By Charlene Porter
IIP Staff Writer
April 24, 2012
The U.S. Agency for International Development (USAID) will recognize World Malaria Day April 25 by presenting the U.S. Congress with a report documenting substantial progress in reducing deaths from malaria as a result of increased investment by the United States and others in the global anti-malaria campaign.
“Mortality in children under 5 years of age has fallen dramatically across sub-Saharan Africa in association with a massive scale-up of malaria control efforts,” according to the Sixth Annual Report to Congress on the President’s Malaria Initiative (PMI), a U.S. program begun in 2006.
The program targeted 15 high-risk countries in sub-Saharan Africa with malaria control efforts such as insecticide-treated mosquito bed nets, indoor residual spraying, improved diagnostic tests and malaria medications.
Nationwide household surveys conducted in most of the targeted countries show significant turnarounds in the mortality rate from all causes of death in children under 5. Rwanda showed the most significant progress, with a 50 percent decline in the number of child deaths. Senegal was next with a 40 percent reduction.
Angola, Ethiopia, Ghana, Kenya, Madagascar, Malawi, Tanzania, Uganda and Zambia also reported fewer malaria-related deaths of small children.
Children are of special concern because they have less chance of surviving the disease. Malaria is caused by the Plasmodium parasite, which is transmitted via the bites of infected mosquitoes. In 2010, 90 percent of all malaria deaths occurred in Africa, mostly among children under 5 years of age.
The expansion of malaria prevention through the PMI and other global partnerships has reached tens of millions of people living in regions where the parasite thrives. USAID’s report to Congress presents these results:
• PMI spraying programs protected more than 28 million people in 2011.
• PMI has procured more than 59 million bed nets and distributed more than 31 million since 2006.
• More than 92 million anti-malarial treatments have been distributed in the program’s six years.
In 2011 PMI entered new territory, implementing malaria control activities in Guinea and Zimbabwe, while expanding programs in Nigeria and the Democratic Republic of the Congo. Nineteen African countries are targeted by the PMI program, as well as the Greater Mekong region, including Burma, Thailand, Laos, Cambodia, Vietnam and Yunnan, China.
“Malaria prevention and control is a major focus of U.S. government foreign assistance objectives,” according to the PMI report to Congress. President George W. Bush boosted the U.S. commitment to fighting this infectious disease with a five-year, $1.27 billion funding increase starting in 2006. The U.S. Congress increased the investment with another five-year, $5 billion funding commitment in 2008.
USAID provides further funding for malaria programs in Burkina Faso, Burundi and South Sudan, and in the Amazon Malaria Initiative, provides malaria support in Bolivia, Brazil, Colombia, Ecuador, Guyana, Peru and Suriname.

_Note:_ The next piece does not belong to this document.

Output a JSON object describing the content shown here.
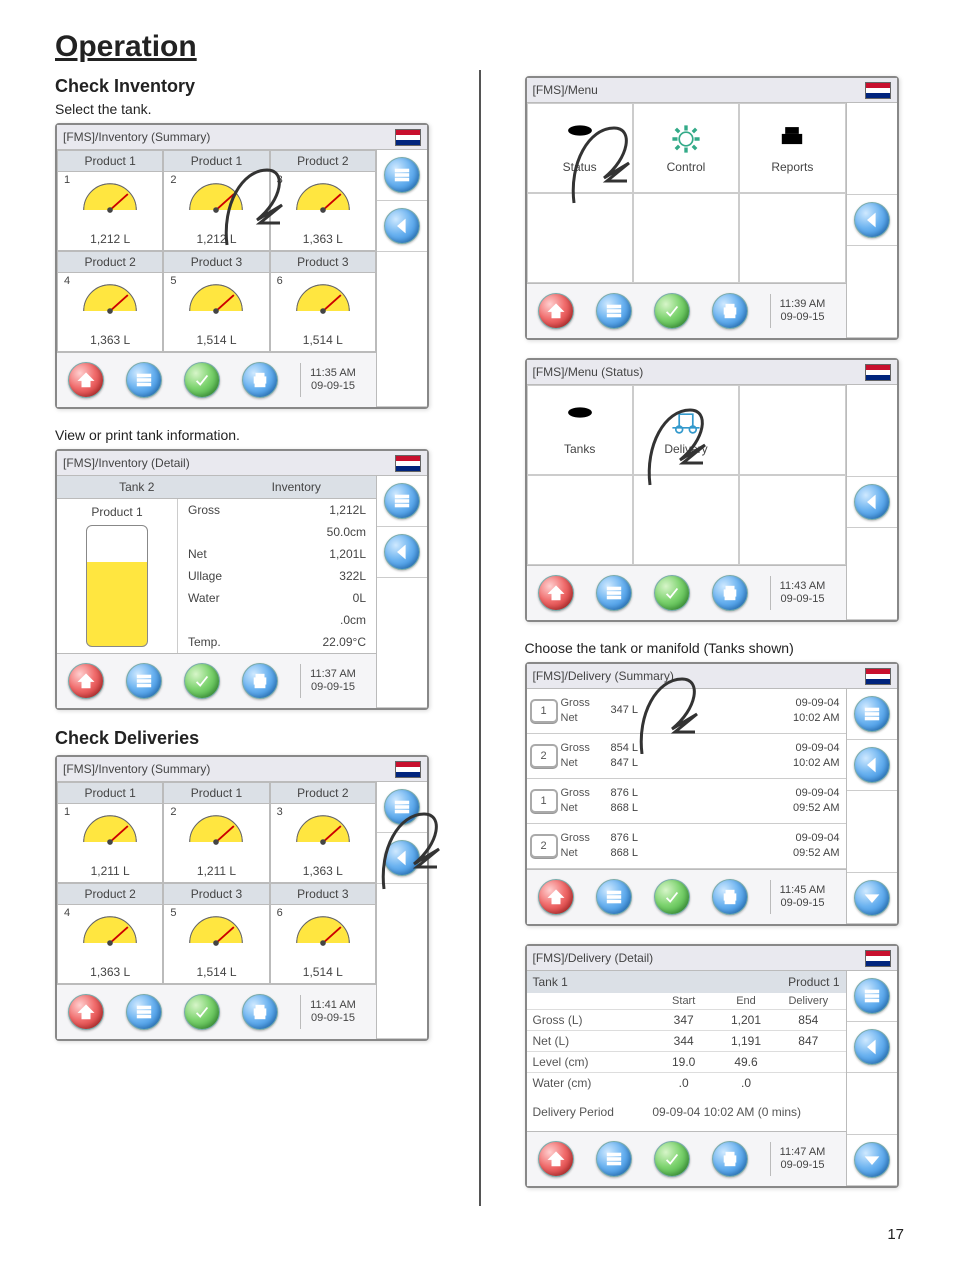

Commemoration of World Malaria Day on April 25 recognizes the date in 2000 when 44 African leaders met in Nigeria and committed their countries to cutting malaria-related deaths in half by 2010. “In the decade since, increased funding and control efforts have led to a scale-up of effective malaria interventions, resulting in decreased malaria morbidity and mortality in many countries,” according to the World Health Organization’s materials about the occasion.
In 2010, an estimated 216 million cases of malaria and 655,000 deaths were recorded worldwide, WHO reports, a 17 percent decrease in malaria incidence and 25 percent reduction in global malaria mortality since 2000.

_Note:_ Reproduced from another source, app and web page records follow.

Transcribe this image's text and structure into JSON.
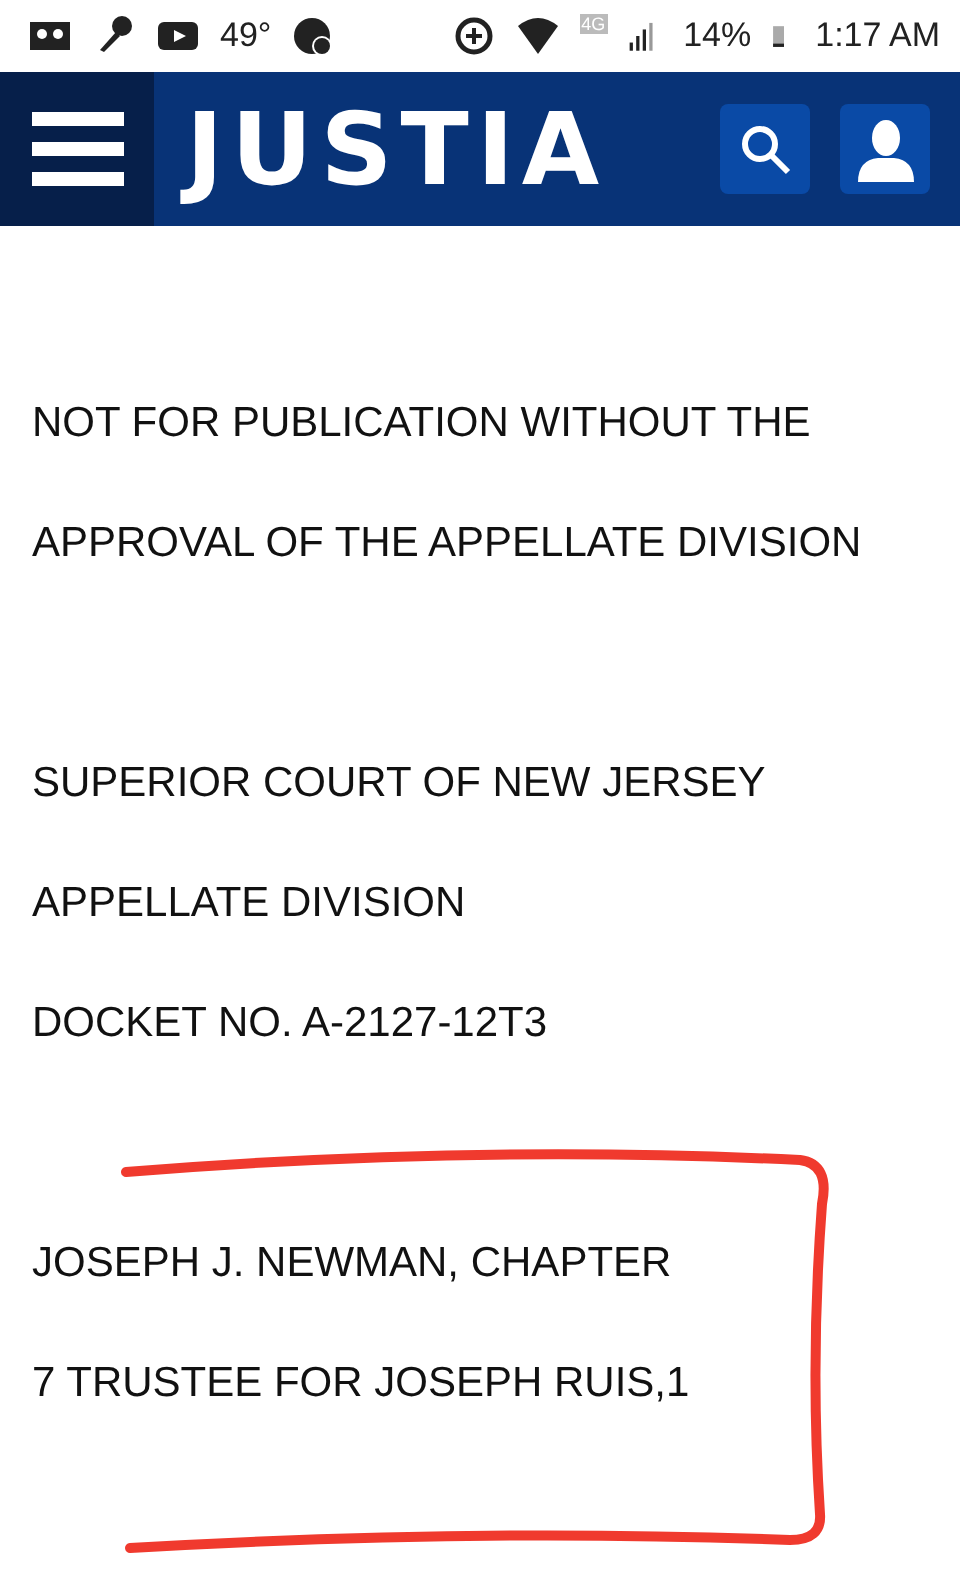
{
  "status_bar": {
    "temperature": "49°",
    "network": "4G",
    "battery": "14%",
    "time": "1:17 AM"
  },
  "header": {
    "logo": "JUSTIA"
  },
  "document": {
    "blocks": [
      {
        "lines": [
          "NOT FOR PUBLICATION WITHOUT THE",
          "APPROVAL OF THE APPELLATE DIVISION"
        ]
      },
      {
        "lines": [
          "SUPERIOR COURT OF NEW JERSEY",
          "APPELLATE DIVISION",
          "DOCKET NO. A-2127-12T3"
        ]
      },
      {
        "lines": [
          "JOSEPH J. NEWMAN, CHAPTER",
          "7 TRUSTEE FOR JOSEPH RUIS,1"
        ]
      }
    ]
  }
}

On World Malaria Day 2012, WHO promotes the theme “Sustain Gains, Save Lives: Invest in Malaria,” emphasizing the need to consolidate the gains made against the disease and the need for sustained support for malaria interventions.
The PMI report to Congress strikes a similar chord. “The gains are fragile, and the global malaria partnership must remain vigilant to potential threats,” it says. Those threats include the potential for increasing resistance to malaria drugs, and resistance to the insecticides that have been effective in eliminating mosquitoes.
The PMI is part of a larger global health strategy, based on the finding that U.S. health is intertwined with world health. The Obama administration’s Global Health Initiative is engaged in a wide array of programs and investments in health issues in approximately 80 countries worldwide, building partnerships with other governments to improve health for citizens and the capacity of their governments to operate health programs. The Global Health Initiative aims to make substantial progress in reducing the burden of HIV/AIDS, malaria and tuberculosis, at the same time improving maternal and child health, global nutrition and family planning.